Records shown:
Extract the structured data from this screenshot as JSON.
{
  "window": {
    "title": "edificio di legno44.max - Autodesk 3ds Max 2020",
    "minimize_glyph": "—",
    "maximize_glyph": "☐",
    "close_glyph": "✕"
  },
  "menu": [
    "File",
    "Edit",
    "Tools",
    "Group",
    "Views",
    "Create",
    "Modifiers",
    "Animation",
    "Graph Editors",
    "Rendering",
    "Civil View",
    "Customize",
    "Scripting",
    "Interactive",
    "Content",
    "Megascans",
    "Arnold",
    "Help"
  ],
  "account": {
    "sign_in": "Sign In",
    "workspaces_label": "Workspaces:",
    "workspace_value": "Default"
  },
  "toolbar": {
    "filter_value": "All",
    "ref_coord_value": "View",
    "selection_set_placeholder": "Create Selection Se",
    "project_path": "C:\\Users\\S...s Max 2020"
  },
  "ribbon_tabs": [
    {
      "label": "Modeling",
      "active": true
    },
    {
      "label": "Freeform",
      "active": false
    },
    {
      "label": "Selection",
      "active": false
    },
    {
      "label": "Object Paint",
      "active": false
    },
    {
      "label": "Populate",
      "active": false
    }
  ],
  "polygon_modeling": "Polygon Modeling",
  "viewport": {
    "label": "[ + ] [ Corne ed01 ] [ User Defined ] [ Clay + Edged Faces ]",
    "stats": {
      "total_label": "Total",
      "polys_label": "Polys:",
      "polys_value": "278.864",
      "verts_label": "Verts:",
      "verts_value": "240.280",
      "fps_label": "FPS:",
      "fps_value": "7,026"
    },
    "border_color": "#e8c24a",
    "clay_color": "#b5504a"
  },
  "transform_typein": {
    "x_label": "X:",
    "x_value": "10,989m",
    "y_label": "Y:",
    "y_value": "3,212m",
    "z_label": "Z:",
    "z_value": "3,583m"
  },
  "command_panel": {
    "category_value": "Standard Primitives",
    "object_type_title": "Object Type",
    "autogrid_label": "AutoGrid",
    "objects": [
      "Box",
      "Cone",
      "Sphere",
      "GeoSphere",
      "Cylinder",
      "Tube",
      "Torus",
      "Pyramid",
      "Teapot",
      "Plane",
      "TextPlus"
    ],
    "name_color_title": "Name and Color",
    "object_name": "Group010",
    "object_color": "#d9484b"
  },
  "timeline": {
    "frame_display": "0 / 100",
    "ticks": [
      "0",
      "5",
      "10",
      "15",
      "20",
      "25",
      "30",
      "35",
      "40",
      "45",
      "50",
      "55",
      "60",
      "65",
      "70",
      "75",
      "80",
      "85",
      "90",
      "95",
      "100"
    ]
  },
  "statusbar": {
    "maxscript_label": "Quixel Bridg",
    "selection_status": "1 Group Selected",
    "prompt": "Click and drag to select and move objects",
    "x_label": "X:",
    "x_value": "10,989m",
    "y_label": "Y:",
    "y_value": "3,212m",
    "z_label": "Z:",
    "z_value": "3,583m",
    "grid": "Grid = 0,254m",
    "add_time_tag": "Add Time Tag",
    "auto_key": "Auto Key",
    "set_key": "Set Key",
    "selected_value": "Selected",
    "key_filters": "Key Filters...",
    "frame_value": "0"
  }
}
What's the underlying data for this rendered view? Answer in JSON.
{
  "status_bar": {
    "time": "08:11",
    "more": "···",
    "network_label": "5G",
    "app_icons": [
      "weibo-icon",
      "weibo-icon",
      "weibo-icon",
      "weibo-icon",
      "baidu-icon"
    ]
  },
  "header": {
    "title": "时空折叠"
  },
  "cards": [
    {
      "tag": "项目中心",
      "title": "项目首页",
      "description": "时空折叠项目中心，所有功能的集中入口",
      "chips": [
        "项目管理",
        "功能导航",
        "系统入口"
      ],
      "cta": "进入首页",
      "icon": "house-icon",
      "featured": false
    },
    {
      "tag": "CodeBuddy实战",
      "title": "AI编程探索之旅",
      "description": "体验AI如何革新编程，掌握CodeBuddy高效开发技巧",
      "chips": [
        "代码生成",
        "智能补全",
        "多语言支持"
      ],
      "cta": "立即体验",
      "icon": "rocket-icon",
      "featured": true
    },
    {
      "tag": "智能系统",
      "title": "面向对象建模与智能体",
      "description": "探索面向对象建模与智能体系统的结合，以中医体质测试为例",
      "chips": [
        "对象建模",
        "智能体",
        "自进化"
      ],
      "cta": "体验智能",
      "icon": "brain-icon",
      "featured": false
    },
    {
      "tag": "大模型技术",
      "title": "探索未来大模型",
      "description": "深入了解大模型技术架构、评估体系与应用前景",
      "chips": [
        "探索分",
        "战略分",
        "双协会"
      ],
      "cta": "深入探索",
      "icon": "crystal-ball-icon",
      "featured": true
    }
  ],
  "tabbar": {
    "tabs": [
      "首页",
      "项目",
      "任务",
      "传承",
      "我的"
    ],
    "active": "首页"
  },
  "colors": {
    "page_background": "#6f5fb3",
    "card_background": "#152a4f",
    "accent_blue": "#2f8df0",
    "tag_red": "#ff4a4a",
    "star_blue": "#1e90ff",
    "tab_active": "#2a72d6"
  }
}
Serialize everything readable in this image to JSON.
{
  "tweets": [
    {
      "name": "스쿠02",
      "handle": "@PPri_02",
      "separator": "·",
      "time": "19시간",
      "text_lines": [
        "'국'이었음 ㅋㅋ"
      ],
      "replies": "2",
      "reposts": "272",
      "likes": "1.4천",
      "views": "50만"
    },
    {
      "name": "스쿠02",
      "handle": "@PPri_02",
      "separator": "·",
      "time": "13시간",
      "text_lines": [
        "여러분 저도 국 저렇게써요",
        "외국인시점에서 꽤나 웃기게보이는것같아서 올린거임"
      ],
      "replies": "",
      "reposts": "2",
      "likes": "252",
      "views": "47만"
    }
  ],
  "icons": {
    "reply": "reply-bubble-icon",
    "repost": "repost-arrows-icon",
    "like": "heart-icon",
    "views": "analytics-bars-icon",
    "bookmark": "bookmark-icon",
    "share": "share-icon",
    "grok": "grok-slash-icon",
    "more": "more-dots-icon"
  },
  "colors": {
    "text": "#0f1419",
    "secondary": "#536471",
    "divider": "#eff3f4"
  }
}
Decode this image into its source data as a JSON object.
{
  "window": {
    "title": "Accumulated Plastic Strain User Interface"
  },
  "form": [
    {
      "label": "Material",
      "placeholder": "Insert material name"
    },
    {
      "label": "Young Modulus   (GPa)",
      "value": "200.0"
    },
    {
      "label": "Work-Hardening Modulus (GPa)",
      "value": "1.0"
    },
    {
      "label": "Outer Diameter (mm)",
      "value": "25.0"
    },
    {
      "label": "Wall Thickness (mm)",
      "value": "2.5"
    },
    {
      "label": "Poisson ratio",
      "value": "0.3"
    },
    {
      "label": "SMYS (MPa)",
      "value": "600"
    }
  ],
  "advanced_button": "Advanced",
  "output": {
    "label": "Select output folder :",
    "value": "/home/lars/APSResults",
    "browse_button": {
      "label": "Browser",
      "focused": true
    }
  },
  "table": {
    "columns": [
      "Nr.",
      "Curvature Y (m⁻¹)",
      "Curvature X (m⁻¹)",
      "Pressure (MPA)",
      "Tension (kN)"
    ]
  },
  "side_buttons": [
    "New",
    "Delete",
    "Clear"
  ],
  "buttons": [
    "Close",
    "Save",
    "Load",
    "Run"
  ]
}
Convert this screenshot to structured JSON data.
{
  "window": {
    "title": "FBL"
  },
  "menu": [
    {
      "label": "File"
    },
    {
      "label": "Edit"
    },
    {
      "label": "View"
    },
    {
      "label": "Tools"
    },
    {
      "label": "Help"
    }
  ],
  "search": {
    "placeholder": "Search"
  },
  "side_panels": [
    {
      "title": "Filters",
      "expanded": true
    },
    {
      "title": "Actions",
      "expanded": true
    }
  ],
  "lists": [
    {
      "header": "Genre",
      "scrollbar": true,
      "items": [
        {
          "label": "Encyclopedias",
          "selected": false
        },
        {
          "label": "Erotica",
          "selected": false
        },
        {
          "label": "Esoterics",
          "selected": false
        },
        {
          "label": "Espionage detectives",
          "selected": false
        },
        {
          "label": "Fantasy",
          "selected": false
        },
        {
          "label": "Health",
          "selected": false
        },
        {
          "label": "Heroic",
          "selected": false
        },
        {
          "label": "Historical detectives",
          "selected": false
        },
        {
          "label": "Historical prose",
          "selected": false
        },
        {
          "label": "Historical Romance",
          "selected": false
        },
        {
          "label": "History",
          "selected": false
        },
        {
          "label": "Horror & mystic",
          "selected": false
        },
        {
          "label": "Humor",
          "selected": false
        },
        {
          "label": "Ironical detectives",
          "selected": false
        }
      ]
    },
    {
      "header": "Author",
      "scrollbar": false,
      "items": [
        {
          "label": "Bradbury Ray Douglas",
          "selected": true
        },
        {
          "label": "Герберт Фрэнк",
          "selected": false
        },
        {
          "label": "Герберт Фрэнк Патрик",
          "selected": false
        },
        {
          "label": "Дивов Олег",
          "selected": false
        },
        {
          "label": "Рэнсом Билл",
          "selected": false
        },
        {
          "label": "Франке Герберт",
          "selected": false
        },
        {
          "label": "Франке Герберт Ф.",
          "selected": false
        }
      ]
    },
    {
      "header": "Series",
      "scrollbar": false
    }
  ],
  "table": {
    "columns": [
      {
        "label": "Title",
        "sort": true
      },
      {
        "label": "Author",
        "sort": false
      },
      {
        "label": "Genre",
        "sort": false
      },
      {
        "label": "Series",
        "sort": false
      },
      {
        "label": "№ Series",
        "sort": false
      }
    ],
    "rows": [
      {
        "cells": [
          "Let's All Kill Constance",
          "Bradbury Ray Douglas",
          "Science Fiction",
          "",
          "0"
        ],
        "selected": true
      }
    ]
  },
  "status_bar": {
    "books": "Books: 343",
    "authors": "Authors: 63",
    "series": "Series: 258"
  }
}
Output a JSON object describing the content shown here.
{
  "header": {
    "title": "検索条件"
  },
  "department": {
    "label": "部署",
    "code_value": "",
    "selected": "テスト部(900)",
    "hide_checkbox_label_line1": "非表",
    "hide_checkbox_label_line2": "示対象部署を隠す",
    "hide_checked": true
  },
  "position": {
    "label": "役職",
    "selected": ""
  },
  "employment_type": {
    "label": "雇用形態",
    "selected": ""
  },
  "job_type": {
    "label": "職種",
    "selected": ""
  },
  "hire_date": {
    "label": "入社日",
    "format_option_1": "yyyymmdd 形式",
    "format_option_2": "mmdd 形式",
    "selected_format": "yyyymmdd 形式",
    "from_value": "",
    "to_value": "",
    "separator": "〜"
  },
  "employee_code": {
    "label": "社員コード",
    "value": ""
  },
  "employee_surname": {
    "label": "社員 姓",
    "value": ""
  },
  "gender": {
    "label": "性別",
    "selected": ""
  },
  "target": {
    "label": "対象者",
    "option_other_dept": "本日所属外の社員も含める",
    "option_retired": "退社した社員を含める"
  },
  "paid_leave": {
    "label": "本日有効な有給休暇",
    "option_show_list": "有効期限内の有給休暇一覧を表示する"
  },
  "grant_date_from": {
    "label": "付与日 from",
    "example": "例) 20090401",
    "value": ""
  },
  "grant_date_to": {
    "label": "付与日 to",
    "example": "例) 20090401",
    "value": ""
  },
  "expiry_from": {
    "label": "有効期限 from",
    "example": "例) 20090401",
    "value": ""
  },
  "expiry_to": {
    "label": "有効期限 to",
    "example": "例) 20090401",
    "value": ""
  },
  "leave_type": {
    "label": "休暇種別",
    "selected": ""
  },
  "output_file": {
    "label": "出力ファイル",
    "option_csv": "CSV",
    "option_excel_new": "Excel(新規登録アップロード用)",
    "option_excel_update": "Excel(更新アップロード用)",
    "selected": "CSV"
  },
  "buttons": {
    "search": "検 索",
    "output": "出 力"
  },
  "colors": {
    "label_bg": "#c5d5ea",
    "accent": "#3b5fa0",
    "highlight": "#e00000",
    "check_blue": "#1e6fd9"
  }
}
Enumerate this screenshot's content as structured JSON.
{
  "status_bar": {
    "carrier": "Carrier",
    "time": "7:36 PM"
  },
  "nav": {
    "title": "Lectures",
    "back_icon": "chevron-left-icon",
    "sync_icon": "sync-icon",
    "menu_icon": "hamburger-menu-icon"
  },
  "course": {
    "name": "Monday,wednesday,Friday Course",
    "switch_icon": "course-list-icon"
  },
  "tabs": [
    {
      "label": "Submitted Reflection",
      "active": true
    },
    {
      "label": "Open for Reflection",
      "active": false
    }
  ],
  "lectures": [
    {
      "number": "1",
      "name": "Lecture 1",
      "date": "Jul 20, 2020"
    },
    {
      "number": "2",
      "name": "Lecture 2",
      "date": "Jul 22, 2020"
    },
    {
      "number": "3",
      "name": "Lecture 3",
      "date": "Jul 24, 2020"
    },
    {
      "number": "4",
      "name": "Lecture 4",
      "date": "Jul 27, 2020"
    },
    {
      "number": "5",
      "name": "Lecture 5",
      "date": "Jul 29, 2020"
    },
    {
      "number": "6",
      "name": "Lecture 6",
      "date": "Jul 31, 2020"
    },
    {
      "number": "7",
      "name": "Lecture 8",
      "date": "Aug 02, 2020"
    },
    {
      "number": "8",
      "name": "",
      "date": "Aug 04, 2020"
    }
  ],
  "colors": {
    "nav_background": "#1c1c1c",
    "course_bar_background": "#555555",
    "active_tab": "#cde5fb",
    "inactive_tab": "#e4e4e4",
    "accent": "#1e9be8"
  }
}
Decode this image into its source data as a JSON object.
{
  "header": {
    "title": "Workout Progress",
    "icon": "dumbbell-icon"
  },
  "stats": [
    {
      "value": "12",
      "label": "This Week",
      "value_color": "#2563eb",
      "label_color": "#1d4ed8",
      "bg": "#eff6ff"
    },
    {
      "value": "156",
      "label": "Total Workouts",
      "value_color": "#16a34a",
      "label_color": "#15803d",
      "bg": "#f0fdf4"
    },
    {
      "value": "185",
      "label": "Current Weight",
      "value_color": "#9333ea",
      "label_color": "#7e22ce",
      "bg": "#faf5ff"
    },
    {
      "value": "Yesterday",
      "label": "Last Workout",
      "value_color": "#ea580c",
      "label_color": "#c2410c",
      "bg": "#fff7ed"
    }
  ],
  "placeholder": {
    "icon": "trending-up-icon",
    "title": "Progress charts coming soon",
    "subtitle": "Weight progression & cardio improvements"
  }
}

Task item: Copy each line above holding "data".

Result:
Extract the structured data from this screenshot as JSON.
What's the underlying data for this rendered view? Answer in JSON.
Decode this image into its source data as a JSON object.
Convert this screenshot to structured JSON data.
Decode this image into its source data as a JSON object.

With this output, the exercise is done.